The European public sector is still in the early stages of adopting green IT and should be incorporating this into its overall strategy, analyst group Ovum has told us.
Sarah Burnett, a senior analyst, told us that “progress had been made” in this sector, however, public sector organisations are not yet strategically and developing green IT within their overall structure.
She said this could lead to an initiative that gets the ball rolling in one department but then offsetting it in another department by completely ignoring green initiatives. Essentially, with many EU organisations, one limb is working to keep the body moving towards an ecologically sound institute, but others are locking up and refusing to move. Efforts need to be made to convince executives and move organically towards energy efficiency.
The advice from Ovum follows a collaboration between the analysts and Dell last month, where the two worked together to produce a whitepaper, written by Ms Burnett, looking into the European Union and national government policies and initiatives, as well as interviewing IT managers and other contacts within the European public sector to find out their green IT initiatives.
Amongst other things the whitepaper said: “On the face of it, there is a growing list of business drivers for green IT, but they are failing to compel executives to action.”
One example was the cost of power, which grows along with population and demand in both developed and developing economies. However, Burnett said Green IT isn’t being recognised as much as it should be. Burnett told TechEye:
“Green IT is a consideration in many of the people we spoke to and although the majority of our contacts believed that it was very important to reduce greenhouse gases to save the planet, they also believed that reducing costs was equally if not more important.
“This indicates that green IT for the sake of the planet by itself is not considered enough of a driver for change. It has to make business sense and deliver monetary value if it is to be widely adopted.”
One thing that has to be considered is the long term monetary gains efforts to be more green can go to. By making changes in infrastructure, organisations will have to bite the first bullet but eventually less will have to be spent on power and clean-up operations.
However, Burnett told us that some are putting ideas into place.
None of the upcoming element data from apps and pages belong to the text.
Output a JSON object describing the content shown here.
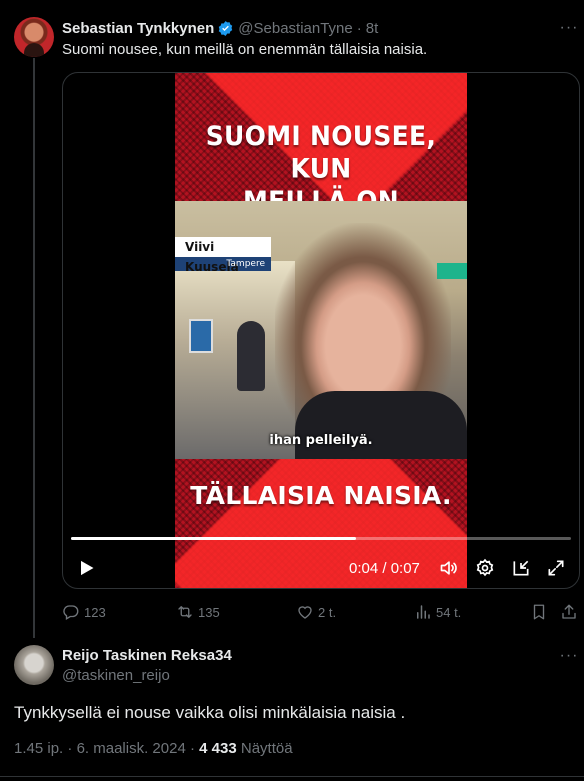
{
  "tweet": {
    "author_name": "Sebastian Tynkkynen",
    "handle": "@SebastianTyne",
    "separator": "·",
    "time": "8t",
    "text": "Suomi nousee, kun meillä on enemmän tällaisia naisia."
  },
  "video": {
    "caption_top_line1": "SUOMI NOUSEE, KUN",
    "caption_top_line2": "MEILLÄ ON ENEMMÄN",
    "caption_bottom": "TÄLLAISIA NAISIA.",
    "lower_third_name": "Viivi Kuusela",
    "lower_third_place": "Tampere",
    "subtitle": "ihan pelleilyä.",
    "time_display": "0:04 / 0:07",
    "progress": 0.57,
    "controls": [
      "play-icon",
      "volume-icon",
      "settings-icon",
      "pip-icon",
      "fullscreen-icon"
    ]
  },
  "actions": {
    "replies": "123",
    "reposts": "135",
    "likes": "2 t.",
    "views": "54 t."
  },
  "reply": {
    "author_name": "Reijo Taskinen Reksa34",
    "handle": "@taskinen_reijo",
    "text": "Tynkkysellä ei nouse vaikka olisi minkälaisia naisia .",
    "time": "1.45 ip.",
    "separator": "·",
    "date": "6. maalisk. 2024",
    "views_count": "4 433",
    "views_label": "Näyttöä"
  },
  "colors": {
    "background": "#000000",
    "text": "#e7e9ea",
    "muted": "#71767b",
    "verified": "#1d9bf0",
    "poster_red": "#b31220"
  }
}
At a basic level this includes setting up remote working for staff in order to save on unnecessary travel. She also said some companies could look at their supply chain in order to minimise the number of unnecessary deliveries.
Other basic options for companies to consider include using products with the Energy Star logo, which signifies that an appliance will not exceed a specified level of energy consumption in standby mode and adhering to the Waste Electrical and Electronic Equipment (WEEE) directive, which is designed to minimise the impact of electrical and electronic goods on the environment by promoting more reuse and recycling of goods and reducing the amount of WEEE going onto landfill sites.
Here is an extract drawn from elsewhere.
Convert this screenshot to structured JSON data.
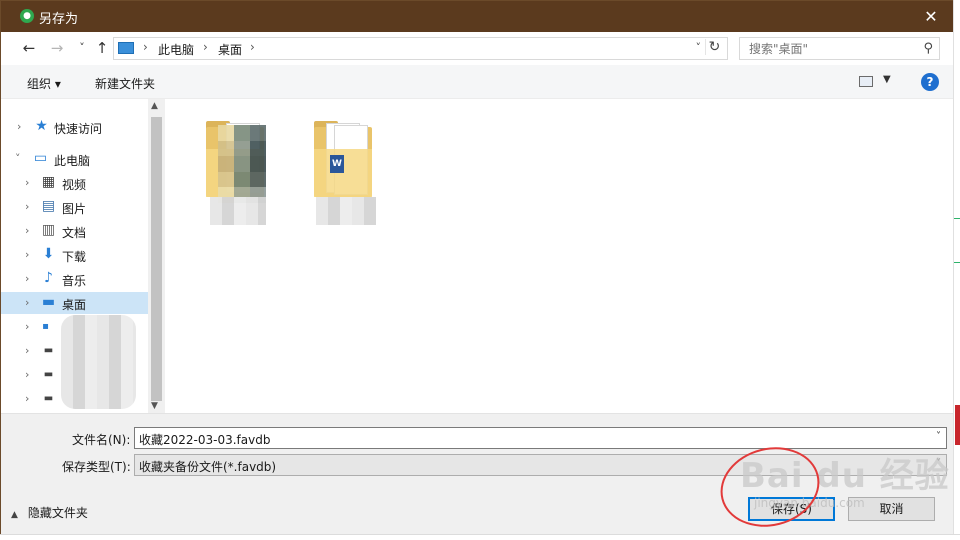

If you cast your mind back to just the beginning of the year you will remember Dell has taken a lot of flak from ecologically concerned groups, and rightly so. However it makes sense for Dell to have partnered with Ovum on the whitepaper – the amount of scrutiny and quick thinking Dell has had to make after what some would call irresponsible ecological management has forced it into climbing the charts and becoming one of the more green-fingered companies in the technology space.